#### Problem to solve:
Lines below that hold the word "颜色下单留言" must be copied in full.

[Web page and app entries]
== Segment start ==
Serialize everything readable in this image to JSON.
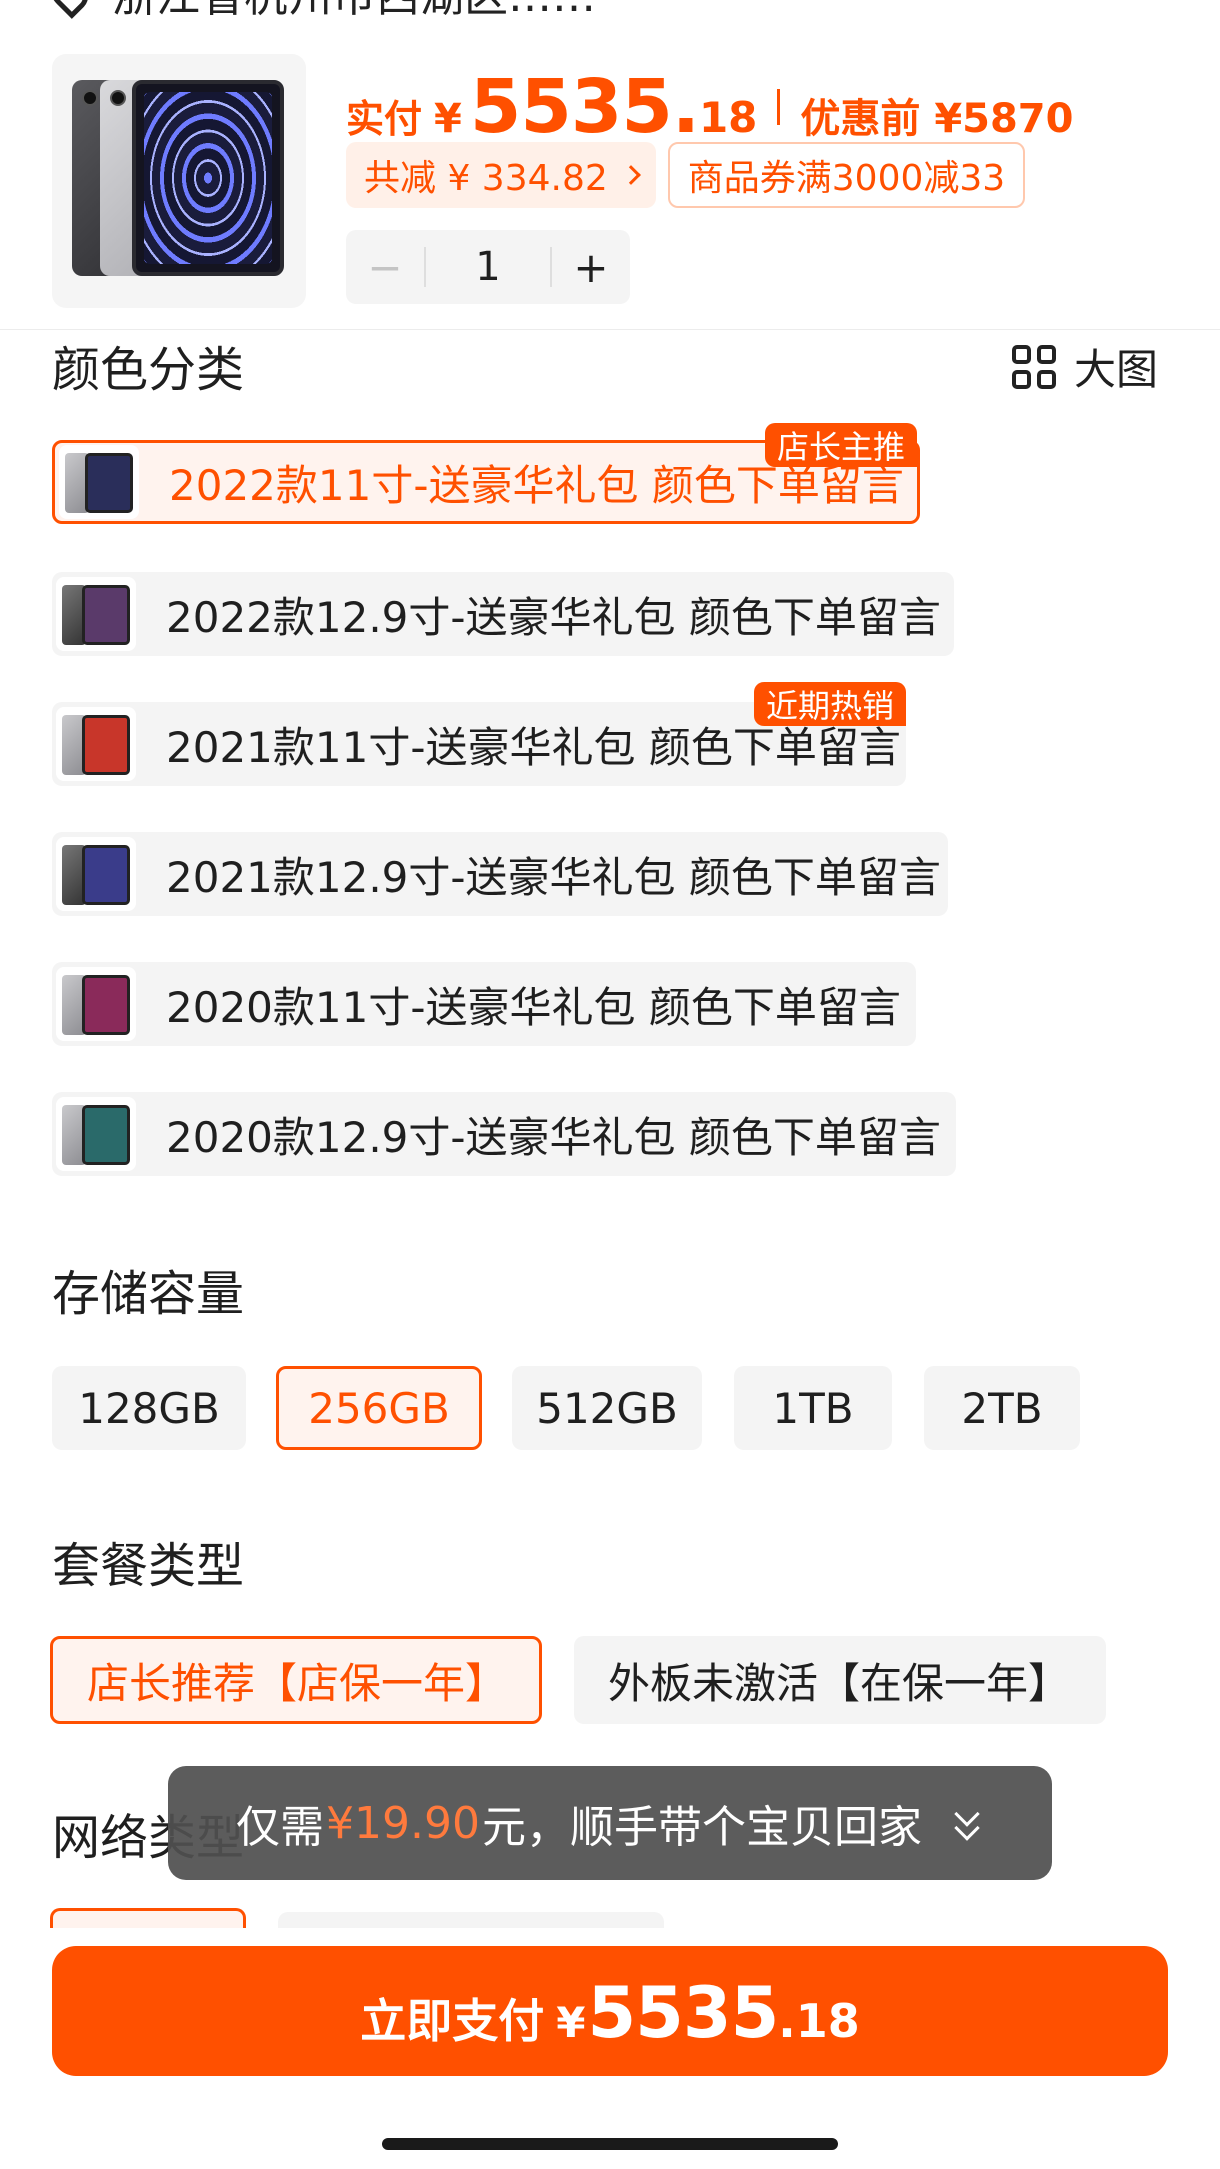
{
  "header": {
    "cut_text": "浙江省杭州市西湖区……"
  },
  "product": {
    "paid_label": "实付",
    "currency": "¥",
    "price_int": "5535.",
    "price_dec": "18",
    "before_label": "优惠前 ¥5870",
    "discount_chip": "共减 ¥ 334.82",
    "coupon_chip": "商品券满3000减33",
    "quantity": "1",
    "minus": "−",
    "plus": "+"
  },
  "color_section": {
    "title": "颜色分类",
    "big_view": "大图",
    "options": [
      {
        "label": "2022款11寸-送豪华礼包 颜色下单留言",
        "badge": "店长主推",
        "selected": true
      },
      {
        "label": "2022款12.9寸-送豪华礼包 颜色下单留言",
        "badge": "",
        "selected": false
      },
      {
        "label": "2021款11寸-送豪华礼包 颜色下单留言",
        "badge": "近期热销",
        "selected": false
      },
      {
        "label": "2021款12.9寸-送豪华礼包 颜色下单留言",
        "badge": "",
        "selected": false
      },
      {
        "label": "2020款11寸-送豪华礼包 颜色下单留言",
        "badge": "",
        "selected": false
      },
      {
        "label": "2020款12.9寸-送豪华礼包 颜色下单留言",
        "badge": "",
        "selected": false
      }
    ]
  },
  "storage_section": {
    "title": "存储容量",
    "options": [
      "128GB",
      "256GB",
      "512GB",
      "1TB",
      "2TB"
    ],
    "selected": "256GB"
  },
  "package_section": {
    "title": "套餐类型",
    "options": [
      "店长推荐【店保一年】",
      "外板未激活【在保一年】"
    ],
    "selected": "店长推荐【店保一年】"
  },
  "network_section": {
    "title": "网络类型"
  },
  "toast": {
    "prefix": "仅需",
    "amount": "¥19.90",
    "suffix": "元，顺手带个宝贝回家"
  },
  "pay_button": {
    "label": "立即支付",
    "currency": "¥",
    "int": "5535",
    "dec": ".18"
  },
  "colors": {
    "accent": "#ff5000",
    "accent_light": "#fff3ee",
    "chip_bg": "#f4f4f4"
  }
}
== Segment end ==
#### Exercise response:
        "label": "2022款11寸-送豪华礼包 颜色下单留言",
        "label": "2022款12.9寸-送豪华礼包 颜色下单留言",
        "label": "2021款11寸-送豪华礼包 颜色下单留言",
        "label": "2021款12.9寸-送豪华礼包 颜色下单留言",
        "label": "2020款11寸-送豪华礼包 颜色下单留言",
        "label": "2020款12.9寸-送豪华礼包 颜色下单留言",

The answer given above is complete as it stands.